Although GM's engineers and the Pratt & Miller crew did everything they could to overcome their cars' legislated obesity, in the end, it was all for naught. The race finished with 1,000 miles accomplished in 9.5 hours, the Astons sitting in First and Second and the Corvettes trailing in Third and Fourth.
Only one race remained in the ALMS schedule, and the duel at Monterey's Laguna Seca race course would determine the series championship. The Corvette team was 7 points ahead in the manufacturer's standings after Petit Le Mans, and Olivier and Oliver had an 11-point lead for the driver's championship.
Would the ALMS allow the Corvette to forego the mandated high-calorie diet and regain its original trim form? Either way, the folks at Pratt & Miller and GM Racing would be doing everything they could to keep the foreign invaders from usurping their American championship.
In 2006, the American Le Mans Series sanctioning body decided to adjust the competitiveness of series entries by penalizing certain teams that showed a performance advantage over their competition. To this end, officials demanded that the successful C6.Rs of Corvette Racing be placed on an immediate weight-gain program.
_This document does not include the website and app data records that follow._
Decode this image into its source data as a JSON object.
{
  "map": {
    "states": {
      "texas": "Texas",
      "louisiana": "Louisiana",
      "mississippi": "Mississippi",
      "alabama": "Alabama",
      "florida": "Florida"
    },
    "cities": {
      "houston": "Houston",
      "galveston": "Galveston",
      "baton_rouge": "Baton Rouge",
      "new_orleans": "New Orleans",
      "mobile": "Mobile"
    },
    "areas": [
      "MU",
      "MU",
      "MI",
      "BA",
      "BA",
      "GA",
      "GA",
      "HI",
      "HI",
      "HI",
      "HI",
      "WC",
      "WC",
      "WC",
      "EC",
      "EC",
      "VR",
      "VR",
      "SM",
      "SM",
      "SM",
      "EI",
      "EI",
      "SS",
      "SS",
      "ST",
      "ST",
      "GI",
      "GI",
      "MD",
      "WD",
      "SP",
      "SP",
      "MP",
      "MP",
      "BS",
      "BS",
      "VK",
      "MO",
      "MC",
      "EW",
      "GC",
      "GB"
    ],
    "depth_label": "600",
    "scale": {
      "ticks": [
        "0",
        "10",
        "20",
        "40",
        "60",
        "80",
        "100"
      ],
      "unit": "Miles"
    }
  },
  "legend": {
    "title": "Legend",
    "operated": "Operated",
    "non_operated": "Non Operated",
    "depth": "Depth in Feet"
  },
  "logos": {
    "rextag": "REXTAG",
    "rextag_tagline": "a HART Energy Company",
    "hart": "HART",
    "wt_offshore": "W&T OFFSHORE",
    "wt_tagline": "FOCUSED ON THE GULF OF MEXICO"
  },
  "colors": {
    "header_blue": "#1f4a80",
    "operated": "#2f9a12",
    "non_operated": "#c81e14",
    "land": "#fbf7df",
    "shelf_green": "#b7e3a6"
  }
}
The ALMS dietitians fiddled constantly with the amount of "success" weight added throughout the year's race schedule. The result was that the Corvettes were consistently overweight compared with their competition. Fortunately for the Vettes, the extra weight didn't have to be added in any specific place. This allowed the engineers to distribute the ballast to their best advantage.
Here, Corvette Team member David James is attaching a weight plate to the inside bottom of the C6.R's carbon-fiber door. These plates, which come in various sizes, were placed in strategic spots throughout the car in an effort to minimize their effect on handling.